The fourth time I ever learned that something was wrong with me. I burst into tears in the middle of math class. Unable to breathe. A pale darkness surrounded me and outside the classroom window, I saw the same man I had seen at Rite Aid. Suddenly I was being escorted down to the Social Worker’s office. Then an ambulance with giant lights and loud sounds. Then a hospital. But this hospital was a different kind. It had doors that locked you in. In this hospital, they take the shoelaces from your shoes. All of your belongings are tied up in plastic bags. There is an old pay phone on the wall. Grimy from years of use. There are empty rooms. And there are crowded rooms where all the patients huddled around windows that looked out onto empty parking lots. Nurses come by and give you medications. Food gets brought up to you. There is a security guard with a taser. And a nurses station behind a wall of glass.

It wasn’t a healing environment.

I stayed there for three weeks.

That fall I went to college. I’d been living on my own since my first hospitalization. After six more hospitalizations, a bad psychiatrist, and a dozen or so medications I had grown accustomed to how many things were wrong with me.

“You’re sick, you need to be here right now.”

“Take this med or we’ll make you take it.”

“There won’t be any beds for a week, but you’re too sick to go home.”

“Don’t tell anyone about your diagnosis.”

“You’re not safe to be on campus.”

“You’re a liability in the classroom.”

“You’re diagnosis is a death sentence.”

Dust settled on my textbooks, heavy doses of anti-psychotics dulled my mind. Turning it to a beehive, amess with chatter but sticky with honey. I couldn’t think. I couldn’t move. So I dropped out of college. And became the image of the person my doctor claimed I would become.

For three years I let myself heal. Body and mind. I found a dose of a medication that worked for me. Finding that medicine was the catalyst that calmed the storm. A riled sea slowed inside of me. I could now pick up the debris which littered my brain.

I turned back to writing for the first time in years. I used writing to create a reflection of myself that I could understand. Coming to terms with being sick. Even though Schizoaffective Disorder is life-long, it’s still a life worth living.  I learned that I could use my voices as a gift, letting them express themselves through words. After a few publications, I realized that it works. I started a blog to allow my voices to stretch their legs. They’re part of me, I can’t keep them cooped up forever.
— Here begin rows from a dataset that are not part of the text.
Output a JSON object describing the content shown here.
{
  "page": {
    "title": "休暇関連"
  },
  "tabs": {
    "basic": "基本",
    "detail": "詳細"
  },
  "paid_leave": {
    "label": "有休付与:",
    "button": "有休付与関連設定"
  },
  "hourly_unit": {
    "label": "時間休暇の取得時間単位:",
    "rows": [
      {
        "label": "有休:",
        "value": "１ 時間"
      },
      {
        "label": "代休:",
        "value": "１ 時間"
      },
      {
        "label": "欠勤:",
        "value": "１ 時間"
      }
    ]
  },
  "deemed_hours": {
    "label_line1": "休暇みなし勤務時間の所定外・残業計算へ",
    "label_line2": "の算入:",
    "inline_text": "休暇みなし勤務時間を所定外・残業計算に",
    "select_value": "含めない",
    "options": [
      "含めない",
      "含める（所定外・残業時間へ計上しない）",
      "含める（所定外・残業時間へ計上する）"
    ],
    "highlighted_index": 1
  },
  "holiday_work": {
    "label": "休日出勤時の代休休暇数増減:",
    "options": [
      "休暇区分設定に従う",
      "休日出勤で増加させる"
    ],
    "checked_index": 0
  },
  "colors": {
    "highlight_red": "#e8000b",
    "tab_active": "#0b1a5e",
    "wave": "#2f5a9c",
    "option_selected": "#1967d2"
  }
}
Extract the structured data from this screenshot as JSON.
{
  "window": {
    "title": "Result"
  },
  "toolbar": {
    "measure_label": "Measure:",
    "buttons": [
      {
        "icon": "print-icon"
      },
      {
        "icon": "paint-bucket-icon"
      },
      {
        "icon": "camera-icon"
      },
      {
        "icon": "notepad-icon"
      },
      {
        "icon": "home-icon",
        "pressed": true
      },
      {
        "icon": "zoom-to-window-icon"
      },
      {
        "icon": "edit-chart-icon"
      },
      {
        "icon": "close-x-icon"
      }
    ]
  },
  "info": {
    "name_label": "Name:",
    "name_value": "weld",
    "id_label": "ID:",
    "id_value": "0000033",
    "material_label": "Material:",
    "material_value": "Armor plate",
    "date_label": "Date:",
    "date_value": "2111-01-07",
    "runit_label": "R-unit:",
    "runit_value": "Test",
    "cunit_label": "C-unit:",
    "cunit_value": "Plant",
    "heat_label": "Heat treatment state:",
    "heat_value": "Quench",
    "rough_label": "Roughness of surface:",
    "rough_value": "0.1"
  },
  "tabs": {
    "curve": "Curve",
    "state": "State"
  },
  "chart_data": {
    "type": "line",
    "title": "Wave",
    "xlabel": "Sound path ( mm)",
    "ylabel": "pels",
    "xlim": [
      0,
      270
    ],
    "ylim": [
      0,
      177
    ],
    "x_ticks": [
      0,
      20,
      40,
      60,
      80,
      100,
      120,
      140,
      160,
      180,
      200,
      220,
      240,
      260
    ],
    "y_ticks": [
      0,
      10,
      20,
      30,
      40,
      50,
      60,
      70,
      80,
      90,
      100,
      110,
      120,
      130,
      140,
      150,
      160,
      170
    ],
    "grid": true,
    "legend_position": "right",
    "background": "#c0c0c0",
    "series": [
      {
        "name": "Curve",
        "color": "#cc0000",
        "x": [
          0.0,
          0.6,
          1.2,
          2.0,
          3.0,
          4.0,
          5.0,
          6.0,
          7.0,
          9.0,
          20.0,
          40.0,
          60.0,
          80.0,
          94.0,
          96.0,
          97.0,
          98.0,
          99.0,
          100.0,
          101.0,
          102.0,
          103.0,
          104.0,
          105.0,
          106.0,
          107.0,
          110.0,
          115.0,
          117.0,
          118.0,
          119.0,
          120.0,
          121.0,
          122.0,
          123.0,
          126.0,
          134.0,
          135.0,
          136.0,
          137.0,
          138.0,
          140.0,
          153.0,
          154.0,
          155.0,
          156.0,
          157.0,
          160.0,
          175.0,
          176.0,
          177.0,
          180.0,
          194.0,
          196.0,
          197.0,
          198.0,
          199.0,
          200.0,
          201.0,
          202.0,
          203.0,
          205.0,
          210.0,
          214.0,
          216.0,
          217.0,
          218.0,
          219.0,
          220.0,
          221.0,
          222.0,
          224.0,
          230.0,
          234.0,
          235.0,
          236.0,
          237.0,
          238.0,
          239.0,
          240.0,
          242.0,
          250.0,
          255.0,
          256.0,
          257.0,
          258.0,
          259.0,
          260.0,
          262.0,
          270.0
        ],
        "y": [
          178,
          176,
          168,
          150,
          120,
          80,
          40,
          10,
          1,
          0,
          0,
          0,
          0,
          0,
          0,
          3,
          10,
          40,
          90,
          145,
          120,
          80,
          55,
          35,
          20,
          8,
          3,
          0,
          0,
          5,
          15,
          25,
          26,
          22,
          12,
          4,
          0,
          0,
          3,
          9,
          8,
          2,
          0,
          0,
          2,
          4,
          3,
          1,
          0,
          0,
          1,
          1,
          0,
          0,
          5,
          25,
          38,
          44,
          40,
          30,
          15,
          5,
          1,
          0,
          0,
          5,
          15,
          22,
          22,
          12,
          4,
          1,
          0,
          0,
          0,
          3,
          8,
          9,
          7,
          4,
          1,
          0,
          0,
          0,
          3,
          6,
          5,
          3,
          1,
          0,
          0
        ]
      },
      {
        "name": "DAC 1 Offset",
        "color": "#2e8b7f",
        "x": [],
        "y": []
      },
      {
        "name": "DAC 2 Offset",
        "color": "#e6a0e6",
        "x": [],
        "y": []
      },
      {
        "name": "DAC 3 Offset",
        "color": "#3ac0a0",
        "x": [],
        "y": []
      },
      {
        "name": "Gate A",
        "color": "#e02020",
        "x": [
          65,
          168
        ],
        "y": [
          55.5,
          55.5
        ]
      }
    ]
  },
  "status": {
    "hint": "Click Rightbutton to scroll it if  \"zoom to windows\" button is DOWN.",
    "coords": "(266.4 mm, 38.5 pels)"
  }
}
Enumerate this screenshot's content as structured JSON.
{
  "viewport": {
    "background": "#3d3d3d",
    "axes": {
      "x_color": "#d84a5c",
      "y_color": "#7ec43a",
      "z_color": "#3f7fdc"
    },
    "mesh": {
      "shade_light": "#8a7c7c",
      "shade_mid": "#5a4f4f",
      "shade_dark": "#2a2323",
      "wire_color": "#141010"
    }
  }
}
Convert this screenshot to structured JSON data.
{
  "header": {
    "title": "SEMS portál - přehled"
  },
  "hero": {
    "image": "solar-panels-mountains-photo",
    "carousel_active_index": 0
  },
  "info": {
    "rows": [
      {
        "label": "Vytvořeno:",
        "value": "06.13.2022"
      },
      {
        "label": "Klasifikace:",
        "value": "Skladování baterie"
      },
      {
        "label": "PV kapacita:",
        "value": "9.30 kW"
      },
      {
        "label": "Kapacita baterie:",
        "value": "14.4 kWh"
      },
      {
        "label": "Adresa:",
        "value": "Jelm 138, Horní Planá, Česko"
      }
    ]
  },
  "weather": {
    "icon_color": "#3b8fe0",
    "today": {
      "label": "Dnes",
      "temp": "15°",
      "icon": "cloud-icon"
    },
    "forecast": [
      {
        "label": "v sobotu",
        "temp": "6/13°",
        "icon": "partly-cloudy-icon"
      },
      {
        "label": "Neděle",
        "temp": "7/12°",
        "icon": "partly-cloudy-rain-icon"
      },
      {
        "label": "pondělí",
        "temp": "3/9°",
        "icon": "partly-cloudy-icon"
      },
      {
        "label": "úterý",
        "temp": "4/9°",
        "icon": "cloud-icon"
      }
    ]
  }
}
As my brain slowly clears, I’ve made the big decision to return to school. To pursue something which I’ve was told I’d never reach. I’m braver now than I’ve ever been. Any life is a life worth living, and any knowledge is knowledge worth learning. I learned in Dialectical Behavioral Therapy that to function properly one has to balance rational mind with emotional mind. Doing this creates a calm that exists between the two: wise mind. A place we can all find peace. School teaches me the same thing. I’ve learned to balance my school work with my illness. The best example of emotional mind and rational mind that I encounter on a daily basis. Academia and Schizophrenia, place in which I find peace.